Osteoporosis: A Californian study of 980 post-menopausal women found that those who drank two cups of coffee a day suffered a greater loss in bone density than those who didn’t. How come? Because caffeine acts as a diuretic, increasing the amount of calcium excreted in urine.

So… Is Coffee Healthy or Harmful?

For most of us, the humble cup of coffee is simply a harmless and enjoyable way to kick-start the day or give us an excuse for some time out. No more, no less. However, it is important to remember that different people exhibit different tolerance levels to caffeine-it is, after all, a drug.

So, while a mid-morning cappuccino will give one person a pleasant buzz, it could make another person edgy and irritable. To play it safe, it’s best to err on the side of caution. Whatever your choice-espresso or latte-keep a watch on your consumption for the sake of both your short-term and long-term health.

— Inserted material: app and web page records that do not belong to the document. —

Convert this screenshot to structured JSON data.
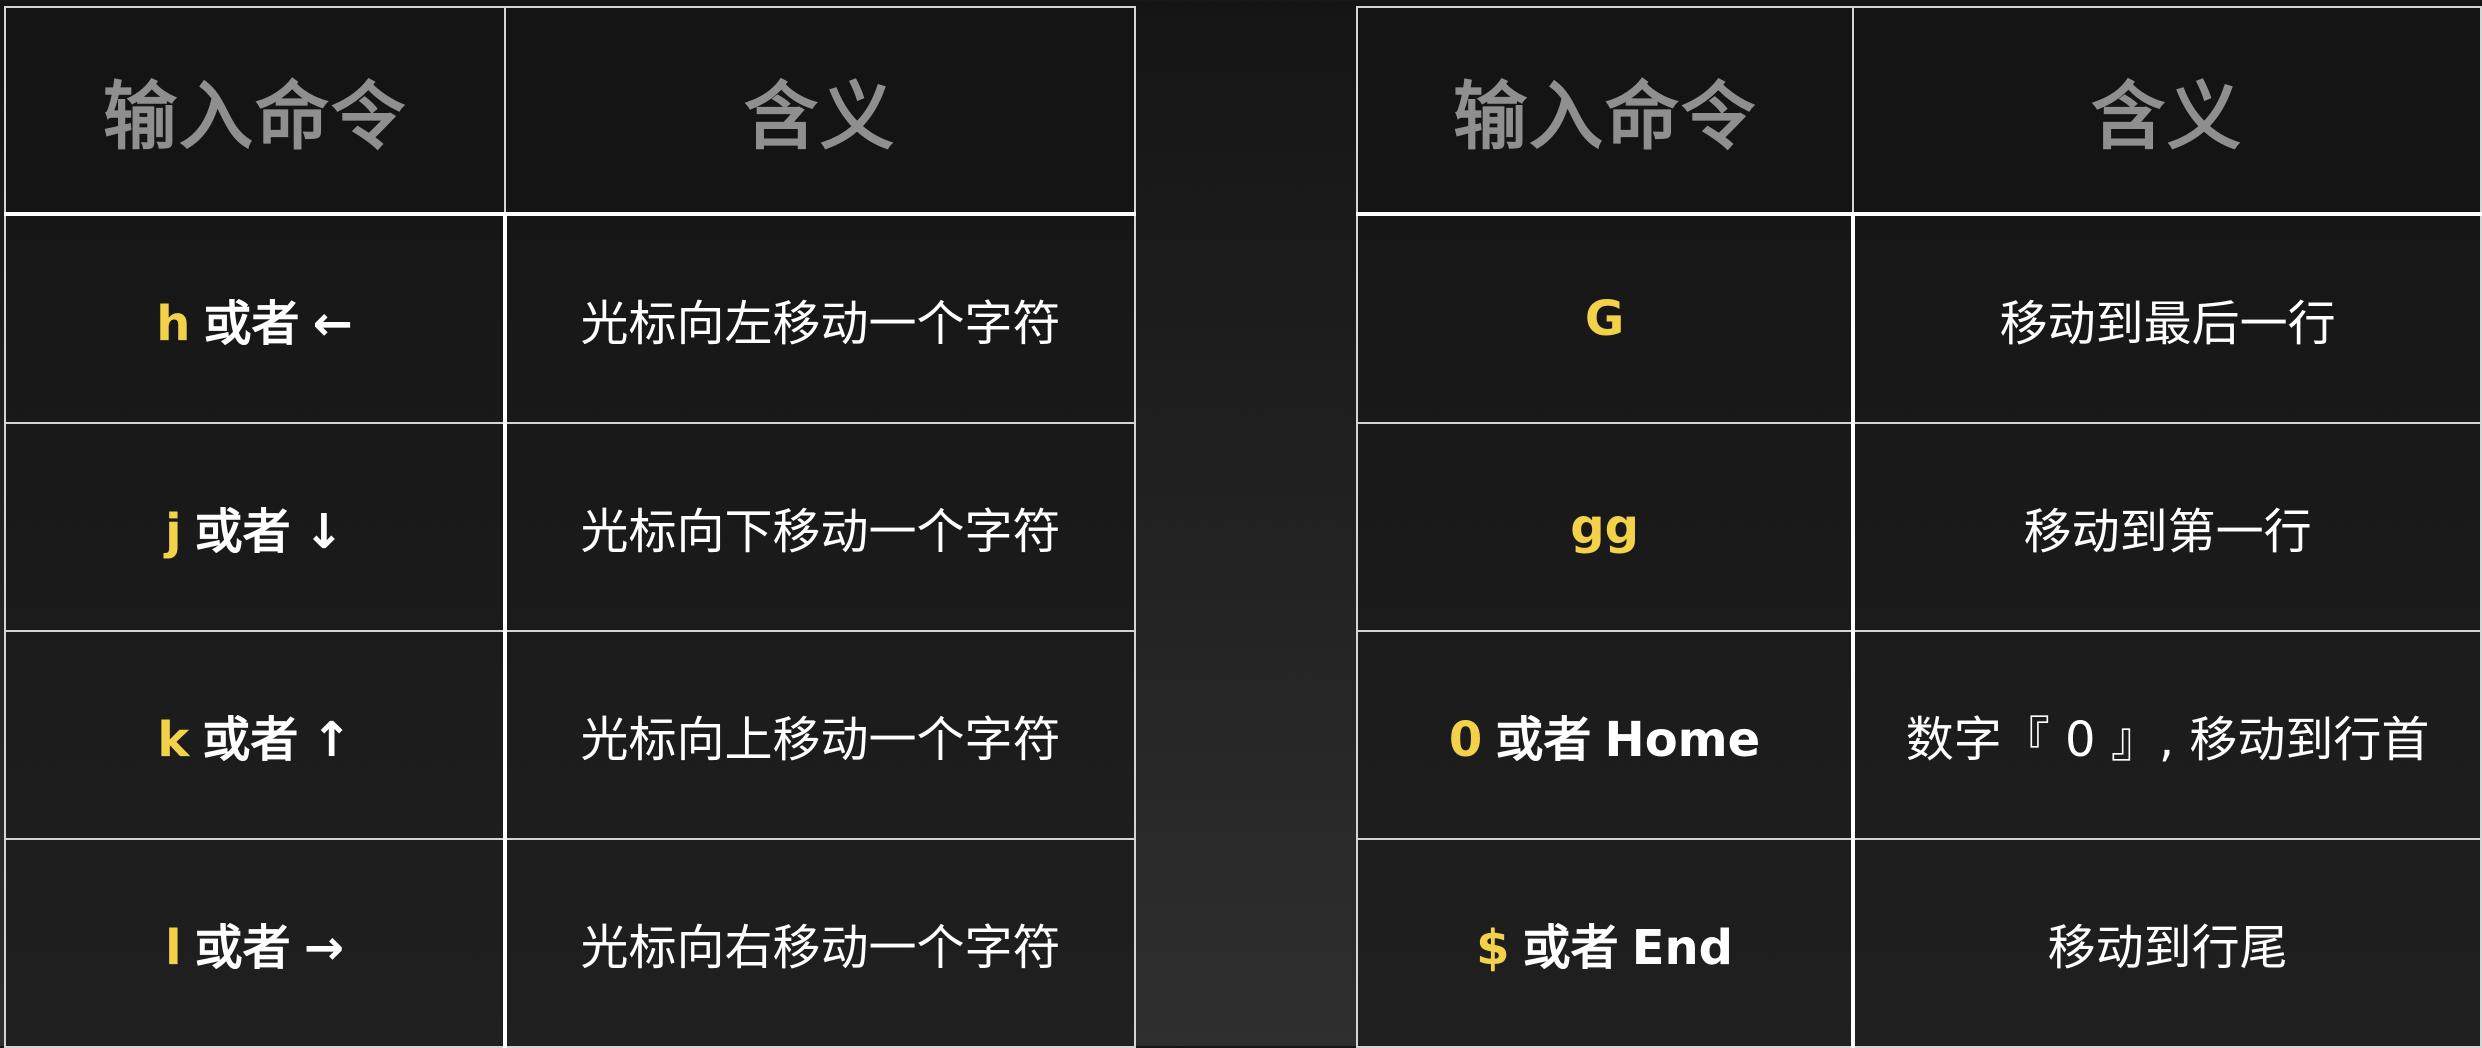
{
  "tables": [
    {
      "header": {
        "command": "输入命令",
        "meaning": "含义"
      },
      "rows": [
        {
          "key": "h",
          "connector": "或者",
          "alt": "←",
          "meaning": "光标向左移动一个字符"
        },
        {
          "key": "j",
          "connector": "或者",
          "alt": "↓",
          "meaning": "光标向下移动一个字符"
        },
        {
          "key": "k",
          "connector": "或者",
          "alt": "↑",
          "meaning": "光标向上移动一个字符"
        },
        {
          "key": "l",
          "connector": "或者",
          "alt": "→",
          "meaning": "光标向右移动一个字符"
        }
      ]
    },
    {
      "header": {
        "command": "输入命令",
        "meaning": "含义"
      },
      "rows": [
        {
          "key": "G",
          "meaning": "移动到最后一行"
        },
        {
          "key": "gg",
          "meaning": "移动到第一行"
        },
        {
          "key": "0",
          "connector": "或者",
          "alt": "Home",
          "meaning": "数字『 0 』, 移动到行首"
        },
        {
          "key": "$",
          "connector": "或者",
          "alt": "End",
          "meaning": "移动到行尾"
        }
      ]
    }
  ],
  "colors": {
    "key_highlight": "#f3d24a",
    "header_text": "#8f8f8f",
    "body_text": "#ffffff",
    "border": "#d4d4d4"
  }
}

Steps to Eat Like a Dentist

hh2Ever consider that one of the reasons dentists have such healthy teeth is because they eat nutritiously? We talked to Dr. Euan Swan, manager of dental programs at the Canadian Dental Association, about eating habits that help keep pearly whites in perfect health.

Enjoy Sweets in Moderation

It’s common knowledge that sugar contributes to tooth decay. What many people don’t know, however, is that the frequency and duration of exposure makes a difference.

“I’ll enjoy desserts, chocolate cake and all those things, within moderation, but then I make sure that after the meal I rinse my mouth with water or chew a piece of sugarless gum,” says Dr. Swan, who acknowledges that brushing after every meal and snack is not realistic for most people. “When you have sugars in your mouth, bacteria digests those sugars and produces acids. It’s the duration of the acid attack that contributes to tooth decay.”

If you like candy, minimize the damage to your teeth by eating it quickly, rather than spreading it throughout your day, says Dr. Swan. “Generally speaking, having one candy in your mouth for several minutes is not the end of the world, but having one and then another and another over a long period of time would be an issue.”

Avoid Soft Drinks

Dentists avoid sugary, acidic beverages, which slowly wear down tooth enamel. The biggest culprit: Soft drinks. A 330-mL can of pop contains a whopping 10 teaspoons (about 50 mL) of sugar. According to Dietitians of Canada, a large soft drink from a fast-food restaurant contains about a third of a cup (85 mL) of sugar. And Canadians love their pop: Each year, we each drink about 110 litres of the stuff. Do your mouth a favour and cut back. (And don’t think you’re safe with diet soda-it’s sugar-free but still acidic.)

Limit Your Alcohol Intake

Alcohol is also acidic and can contribute to tooth erosion. Knowing this won’t stop anyone from enjoying a glass of shiraz with dinner, of course, so Dr. Swan suggests taking measures to counteract the acidity. “If you’re a wine drinker, you should probably have a piece of cheese to help neutralize the acid in your mouth, or have a glass of water or chew gum.”

Steer Clear of Sticky Foods

Sticky foods hang around in the mouth longer. Sweets such as toffee and gummy candy are obvious offenders, but healthier choices, such as dried fruit, can also cause problems. “Raisins are nutritious, but they and other dried foods can stick to your teeth,” as can foods such as breads and doughnuts, says Dr. Swan. (People who have braces or orthodontic work should be especially careful to avoid sticky foods, which can damage brace wires and brackets.)

Brush your teeth at least twice a day, floss daily and see your dentist regularly to reduce your chances of tooth decay.

Eat Soft Foods

We’ve all heard horror stories about people biting hard foods and breaking off a piece of tooth. You’re most likely to experience this problem if you have large fillings. “If you’re biting down on hard food-nuts, perhaps-there’s a risk that a portion of the enamel is going to break away from the side of the tooth,” says Dr. Swan.

Avoid very hard foods and don’t chew ice. If you do break a tooth, get yourself to the dentist as soon as you can.